Thousands of bins are still going uncollected for containing the wrong rubbish, although the numbers being left by council crews has dropped.
The controversial recycling crackdown was launched in Walsall just under a year ago. Almost 17,500 bins were left between May and August, according to new figures.
In the first four months of the zero-tolerance approach which was launched last November a total of 47,977 were not collected for being ‘contaminated’.
Despite the reduction an average of 1,900 bins a fortnight were still not picked up during the late spring and early summer period. Statistics for the two fortnights in August show 2,162 and 2,117 containers were not emptied respectively.
It comes as Walsall Council bosses have announced a shake-up of rubbish collections which will see some residents have their pick-up days changed from December.
It is the latest change to bin collections with the most controversial being the recycling crackdown which started on November 19. It saw officers, dubbed ‘binspectors’, start checking green bins for the wrong items. Those found to contain things such as food, nappies and household waste received a yellow sticker and were not emptied, sparking a flurry of complaints from angry residents.
The council said it had been forced to take a stand after a drop in the recycling rate, meaning more cash is being spent sending rubbish to landfill. The main offenders for contamination include black bags, general household waste, food waste, textiles, nappies and electrical goods.
A report from Mark Holden, head of clean and green services, to the council said: “Contamination levels, although reduced, continue to pose contractual concerns to the council. Income levels are temporarily reduced and costs increased.

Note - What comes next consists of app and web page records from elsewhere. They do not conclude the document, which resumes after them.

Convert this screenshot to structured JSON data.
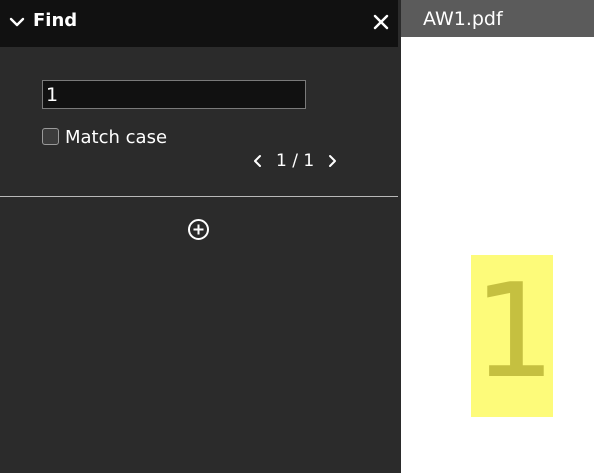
{
  "find_panel": {
    "title": "Find",
    "icons": {
      "collapse": "chevron-down-icon",
      "close": "close-icon",
      "previous": "chevron-left-icon",
      "next": "chevron-right-icon",
      "add": "plus-circle-icon"
    },
    "search": {
      "value": "1",
      "placeholder": ""
    },
    "match_case": {
      "label": "Match case",
      "checked": false
    },
    "pager": {
      "text": "1 / 1"
    }
  },
  "document": {
    "tab_title": "AW1.pdf",
    "page_content": "1",
    "highlight_color": "#fdfb7a",
    "text_color": "#c5c040"
  },
  "colors": {
    "panel_bg": "#2b2b2b",
    "header_bg": "#111111",
    "tab_bg": "#5b5b5b"
  }
}
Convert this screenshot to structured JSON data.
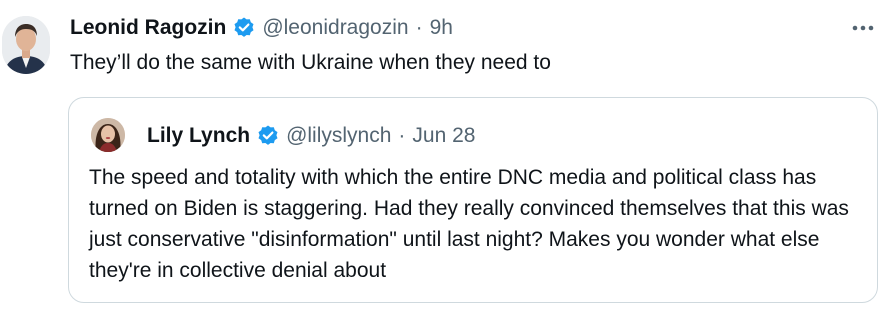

“There is no impact to residents who use the service properly. Residents who continue to contaminate their recycling bins will risk not having their bin emptied.”